## Task item
Calculate how many lines of the data hold "パフォーマンス". The answer consists of that number only.

## Provided information
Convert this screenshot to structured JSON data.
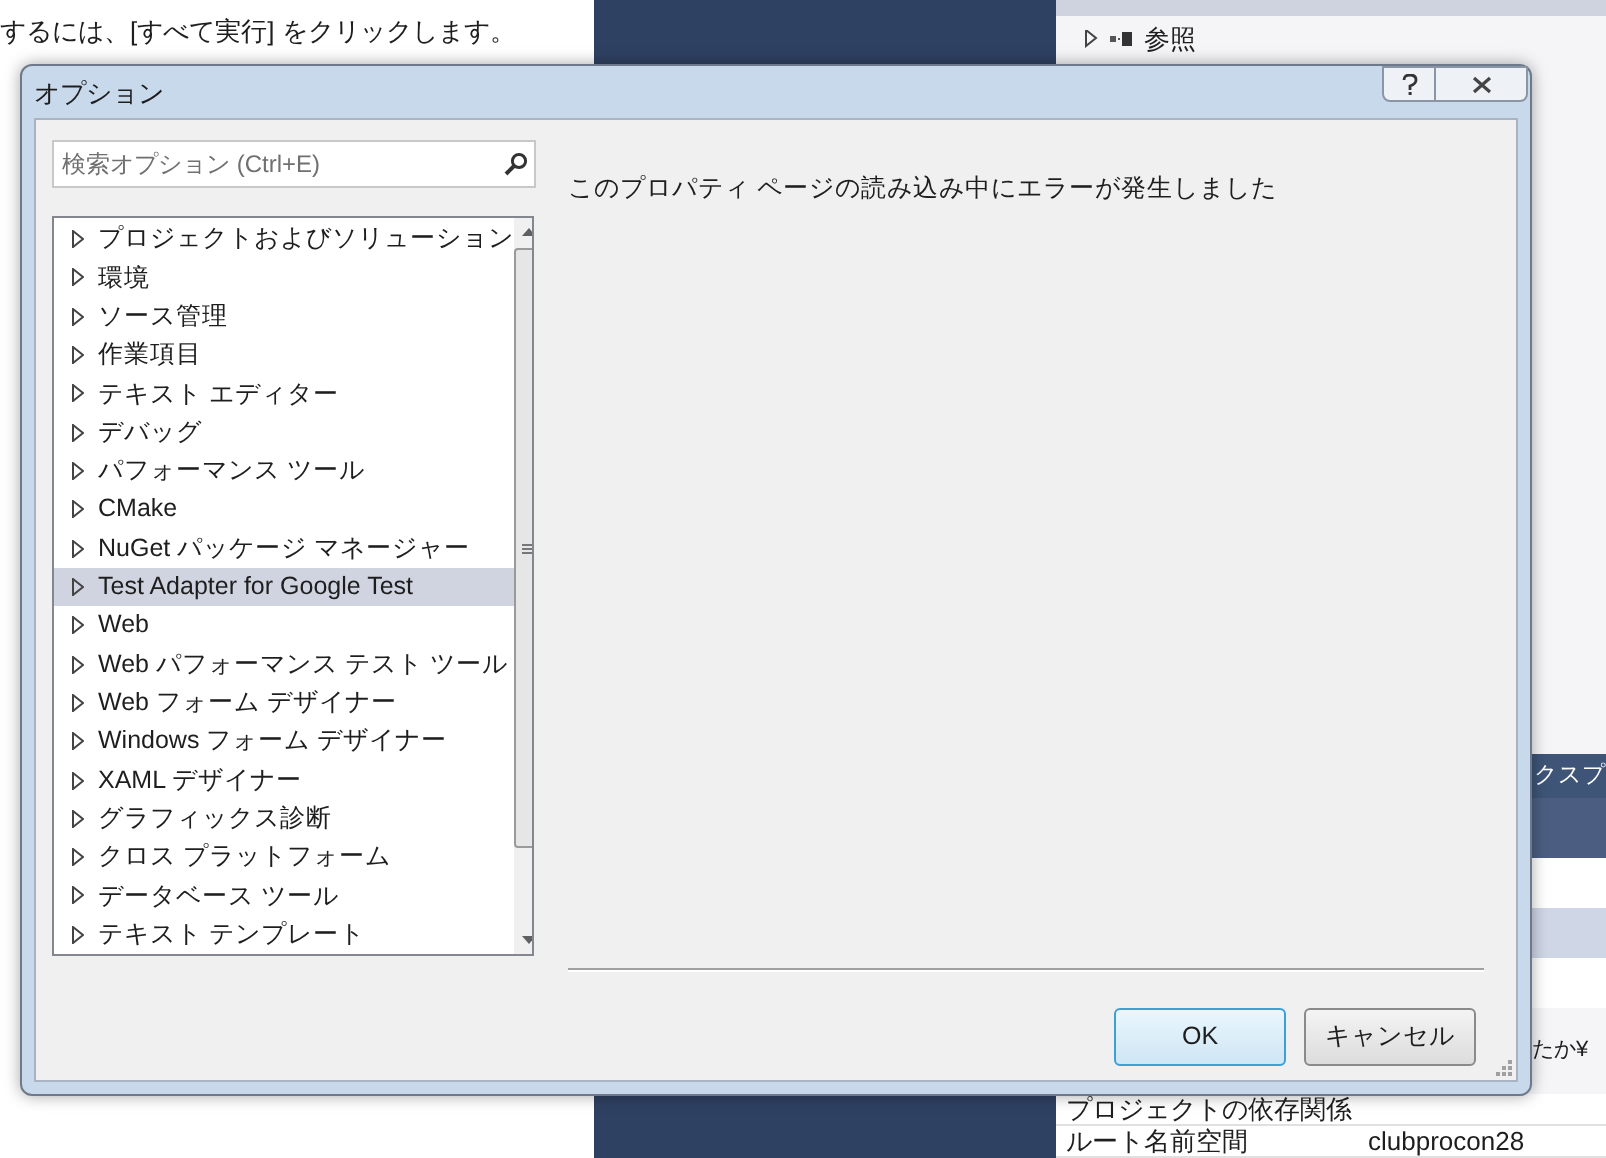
{
  "background_page": {
    "instruction": "するには、[すべて実行] をクリックします。"
  },
  "solution_explorer": {
    "items": [
      {
        "label": "参照",
        "expanded": false
      }
    ]
  },
  "properties": {
    "header": "クスプ",
    "path_fragment": "たか¥",
    "rows": [
      {
        "name": "プロジェクトの依存関係",
        "value": ""
      },
      {
        "name": "ルート名前空間",
        "value": "clubprocon28"
      }
    ]
  },
  "dialog": {
    "title": "オプション",
    "search": {
      "placeholder": "検索オプション (Ctrl+E)"
    },
    "tree": [
      {
        "label": "プロジェクトおよびソリューション",
        "selected": false
      },
      {
        "label": "環境",
        "selected": false
      },
      {
        "label": "ソース管理",
        "selected": false
      },
      {
        "label": "作業項目",
        "selected": false
      },
      {
        "label": "テキスト エディター",
        "selected": false
      },
      {
        "label": "デバッグ",
        "selected": false
      },
      {
        "label": "パフォーマンス ツール",
        "selected": false
      },
      {
        "label": "CMake",
        "selected": false
      },
      {
        "label": "NuGet パッケージ マネージャー",
        "selected": false
      },
      {
        "label": "Test Adapter for Google Test",
        "selected": true
      },
      {
        "label": "Web",
        "selected": false
      },
      {
        "label": "Web パフォーマンス テスト ツール",
        "selected": false
      },
      {
        "label": "Web フォーム デザイナー",
        "selected": false
      },
      {
        "label": "Windows フォーム デザイナー",
        "selected": false
      },
      {
        "label": "XAML デザイナー",
        "selected": false
      },
      {
        "label": "グラフィックス診断",
        "selected": false
      },
      {
        "label": "クロス プラットフォーム",
        "selected": false
      },
      {
        "label": "データベース ツール",
        "selected": false
      },
      {
        "label": "テキスト テンプレート",
        "selected": false
      }
    ],
    "message": "このプロパティ ページの読み込み中にエラーが発生しました",
    "buttons": [
      {
        "label": "OK",
        "default": true
      },
      {
        "label": "キャンセル",
        "default": false
      }
    ]
  }
}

## Solution to the exercise
2